(Element data from apps and pages)
● ● ● ● ● ● ●
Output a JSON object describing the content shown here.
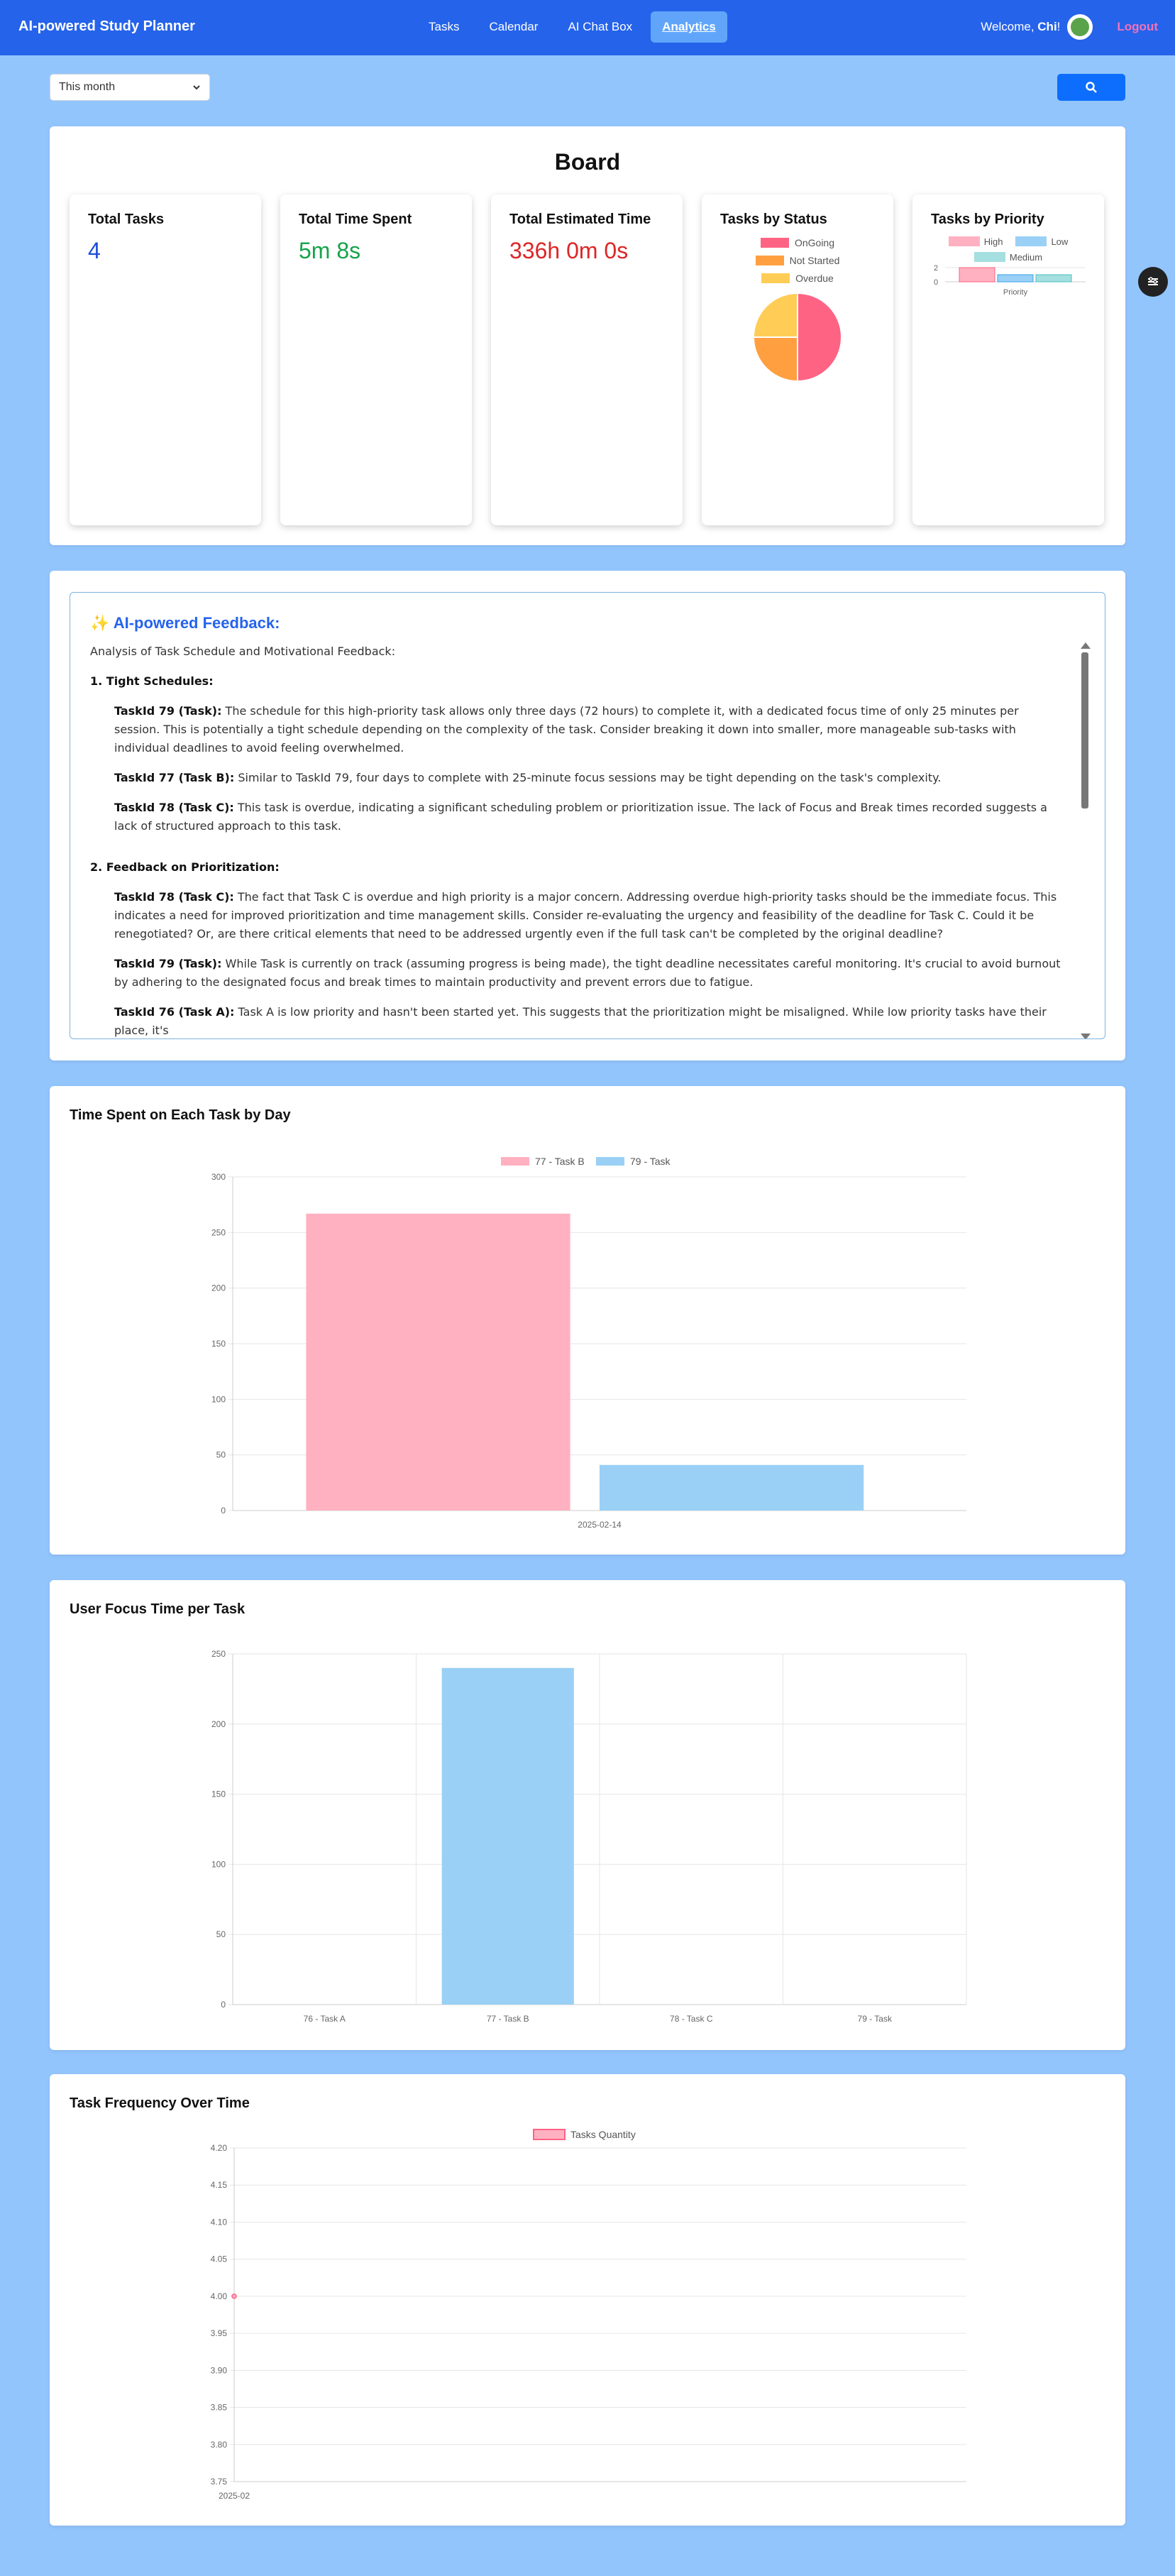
{
  "nav": {
    "brand": "AI-powered Study Planner",
    "links": [
      "Tasks",
      "Calendar",
      "AI Chat Box",
      "Analytics"
    ],
    "welcome": "Welcome,",
    "username": "Chi",
    "welcome_suffix": "!",
    "logout": "Logout"
  },
  "filter": {
    "selected": "This month"
  },
  "board": {
    "title": "Board",
    "total_tasks": {
      "label": "Total Tasks",
      "value": "4"
    },
    "total_time_spent": {
      "label": "Total Time Spent",
      "value": "5m 8s"
    },
    "total_estimated": {
      "label": "Total Estimated Time",
      "value": "336h 0m 0s"
    },
    "tasks_by_status": {
      "label": "Tasks by Status",
      "legend": [
        "OnGoing",
        "Not Started",
        "Overdue"
      ]
    },
    "tasks_by_priority": {
      "label": "Tasks by Priority",
      "legend": [
        "High",
        "Low",
        "Medium"
      ],
      "ticks": [
        "2",
        "0"
      ],
      "xlabel": "Priority"
    }
  },
  "feedback": {
    "icon": "✨",
    "title": "AI-powered Feedback:",
    "intro": "Analysis of Task Schedule and Motivational Feedback:",
    "sections": [
      {
        "heading": "1. Tight Schedules:",
        "items": [
          {
            "lead": "TaskId 79 (Task):",
            "text": " The schedule for this high-priority task allows only three days (72 hours) to complete it, with a dedicated focus time of only 25 minutes per session. This is potentially a tight schedule depending on the complexity of the task. Consider breaking it down into smaller, more manageable sub-tasks with individual deadlines to avoid feeling overwhelmed."
          },
          {
            "lead": "TaskId 77 (Task B):",
            "text": " Similar to TaskId 79, four days to complete with 25-minute focus sessions may be tight depending on the task's complexity."
          },
          {
            "lead": "TaskId 78 (Task C):",
            "text": " This task is overdue, indicating a significant scheduling problem or prioritization issue. The lack of Focus and Break times recorded suggests a lack of structured approach to this task."
          }
        ]
      },
      {
        "heading": "2. Feedback on Prioritization:",
        "items": [
          {
            "lead": "TaskId 78 (Task C):",
            "text": " The fact that Task C is overdue and high priority is a major concern. Addressing overdue high-priority tasks should be the immediate focus. This indicates a need for improved prioritization and time management skills. Consider re-evaluating the urgency and feasibility of the deadline for Task C. Could it be renegotiated? Or, are there critical elements that need to be addressed urgently even if the full task can't be completed by the original deadline?"
          },
          {
            "lead": "TaskId 79 (Task):",
            "text": " While Task is currently on track (assuming progress is being made), the tight deadline necessitates careful monitoring. It's crucial to avoid burnout by adhering to the designated focus and break times to maintain productivity and prevent errors due to fatigue."
          },
          {
            "lead": "TaskId 76 (Task A):",
            "text": " Task A is low priority and hasn't been started yet. This suggests that the prioritization might be misaligned. While low priority tasks have their place, it's"
          }
        ]
      }
    ]
  },
  "chart_time_by_day": {
    "title": "Time Spent on Each Task by Day",
    "chart_data": {
      "type": "bar",
      "categories": [
        "2025-02-14"
      ],
      "series": [
        {
          "name": "77 - Task B",
          "values": [
            267
          ],
          "color": "#ffb1c1"
        },
        {
          "name": "79 - Task",
          "values": [
            41
          ],
          "color": "#9ad0f5"
        }
      ],
      "ylim": [
        0,
        300
      ],
      "yticks": [
        "0",
        "50",
        "100",
        "150",
        "200",
        "250",
        "300"
      ],
      "grid": true,
      "legend": "top"
    }
  },
  "chart_focus": {
    "title": "User Focus Time per Task",
    "chart_data": {
      "type": "bar",
      "categories": [
        "76 - Task A",
        "77 - Task B",
        "78 - Task C",
        "79 - Task"
      ],
      "values": [
        0,
        240,
        0,
        0
      ],
      "color": "#9ad0f5",
      "ylim": [
        0,
        250
      ],
      "yticks": [
        "0",
        "50",
        "100",
        "150",
        "200",
        "250"
      ],
      "grid": true
    }
  },
  "chart_frequency": {
    "title": "Task Frequency Over Time",
    "chart_data": {
      "type": "line",
      "x": [
        "2025-02"
      ],
      "series": [
        {
          "name": "Tasks Quantity",
          "values": [
            4
          ],
          "color": "#ff6384"
        }
      ],
      "ylim": [
        3.75,
        4.2
      ],
      "yticks": [
        "3.75",
        "3.80",
        "3.85",
        "3.90",
        "3.95",
        "4.00",
        "4.05",
        "4.10",
        "4.15",
        "4.20"
      ],
      "grid": true,
      "legend": "top"
    }
  },
  "colors": {
    "nav": "#2563eb",
    "background": "#93c5fd",
    "pink": "#ff6384",
    "orange": "#ff9f40",
    "yellow": "#ffcd56",
    "blue": "#9ad0f5",
    "teal": "#a5dfdf"
  }
}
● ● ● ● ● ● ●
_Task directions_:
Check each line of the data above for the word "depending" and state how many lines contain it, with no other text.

_Task solution_:
2